***** Data extract

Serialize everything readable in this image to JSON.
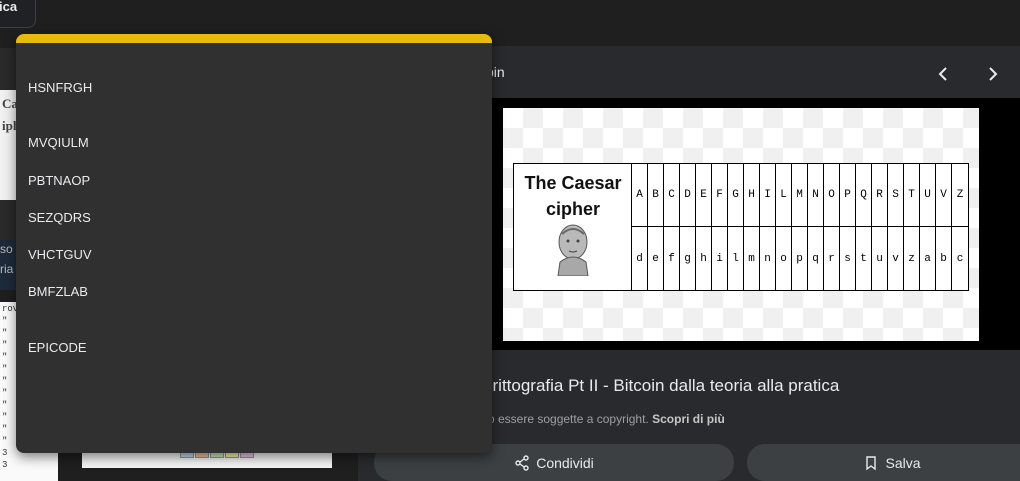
{
  "background": {
    "top_chip_text": "ica",
    "thumb1_lines": [
      "Ca",
      "iph"
    ],
    "thumb2_lines": [
      "so",
      "ria"
    ],
    "doc_lines": [
      "rova",
      "\"",
      "\"",
      "\"",
      "\"",
      "\"",
      "\"",
      "\"",
      "\"",
      "\"",
      "\"",
      "\"",
      "3",
      "3"
    ]
  },
  "dropdown": {
    "items": [
      "HSNFRGH",
      "MVQIULM",
      "PBTNAOP",
      "SEZQDRS",
      "VHCTGUV",
      "BMFZLAB",
      "EPICODE"
    ],
    "accent_color": "#e8b90f"
  },
  "panel": {
    "source_fragment": "pin",
    "prev_icon": "chevron-left-icon",
    "next_icon": "chevron-right-icon",
    "image": {
      "title": "The Caesar cipher",
      "plain": [
        "A",
        "B",
        "C",
        "D",
        "E",
        "F",
        "G",
        "H",
        "I",
        "L",
        "M",
        "N",
        "O",
        "P",
        "Q",
        "R",
        "S",
        "T",
        "U",
        "V",
        "Z"
      ],
      "cipher": [
        "d",
        "e",
        "f",
        "g",
        "h",
        "i",
        "l",
        "m",
        "n",
        "o",
        "p",
        "q",
        "r",
        "s",
        "t",
        "u",
        "v",
        "z",
        "a",
        "b",
        "c"
      ]
    },
    "result_title": "crittografia Pt II - Bitcoin dalla teoria alla pratica",
    "copyright_text": "ro essere soggette a copyright.",
    "learn_more": "Scopri di più",
    "share_label": "Condividi",
    "save_label": "Salva"
  }
}
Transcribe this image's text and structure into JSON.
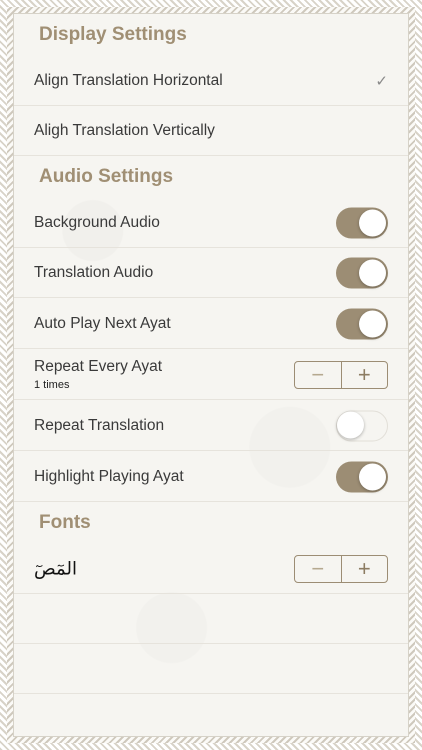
{
  "display": {
    "header": "Display Settings",
    "rows": [
      {
        "label": "Align Translation Horizontal",
        "check": "✓"
      },
      {
        "label": "Aligh Translation Vertically"
      }
    ]
  },
  "audio": {
    "header": "Audio Settings",
    "background_audio": {
      "label": "Background Audio",
      "state": "on"
    },
    "translation_audio": {
      "label": "Translation Audio",
      "state": "on"
    },
    "auto_play": {
      "label": "Auto Play Next Ayat",
      "state": "on"
    },
    "repeat_every": {
      "label": "Repeat Every Ayat",
      "sub": "1 times",
      "minus": "−",
      "plus": "+"
    },
    "repeat_translation": {
      "label": "Repeat Translation",
      "state": "off"
    },
    "highlight": {
      "label": "Highlight Playing Ayat",
      "state": "on"
    }
  },
  "fonts": {
    "header": "Fonts",
    "sample": "المٓصٓ",
    "minus": "−",
    "plus": "+"
  },
  "colors": {
    "accent": "#9c8d74",
    "header_text": "#a08f74",
    "background": "#f6f5f1"
  }
}
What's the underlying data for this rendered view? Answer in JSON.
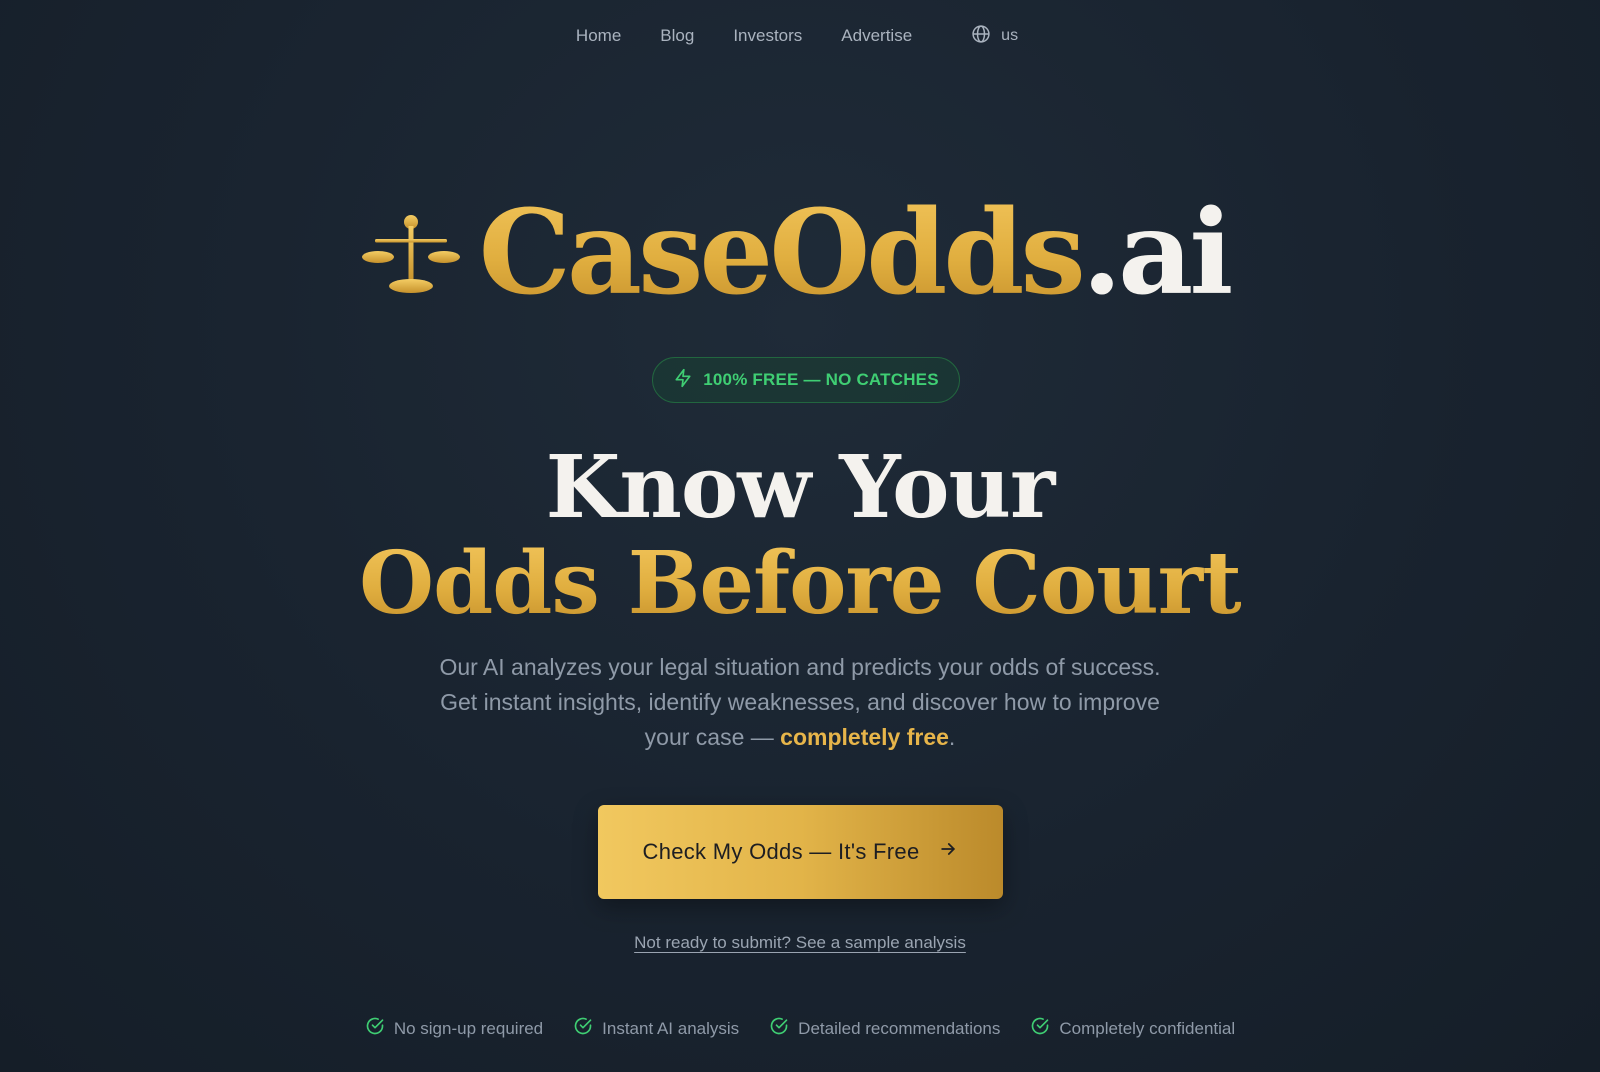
{
  "nav": {
    "links": [
      "Home",
      "Blog",
      "Investors",
      "Advertise"
    ],
    "locale": "us"
  },
  "brand": {
    "name_main": "CaseOdds",
    "name_suffix": ".ai",
    "logo_icon": "scales-icon"
  },
  "badge": {
    "icon": "lightning-icon",
    "text": "100% FREE — NO CATCHES"
  },
  "headline": {
    "line1": "Know Your",
    "line2": "Odds Before Court"
  },
  "subtitle": {
    "line1": "Our AI analyzes your legal situation and predicts your odds of success.",
    "line2": "Get instant insights, identify weaknesses, and discover how to improve",
    "line3_prefix": "your case — ",
    "line3_highlight": "completely free",
    "line3_suffix": "."
  },
  "cta": {
    "label": "Check My Odds — It's Free",
    "icon": "arrow-right-icon"
  },
  "sample_link": "Not ready to submit? See a sample analysis",
  "features": [
    "No sign-up required",
    "Instant AI analysis",
    "Detailed recommendations",
    "Completely confidential"
  ],
  "colors": {
    "background": "#19232f",
    "gold": "#e2b449",
    "green": "#3fce73",
    "muted_text": "#8f9aa8"
  }
}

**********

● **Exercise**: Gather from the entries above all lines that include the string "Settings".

● **Result of the exercise**:
    "header": "Display Settings",
    "header": "Audio Settings",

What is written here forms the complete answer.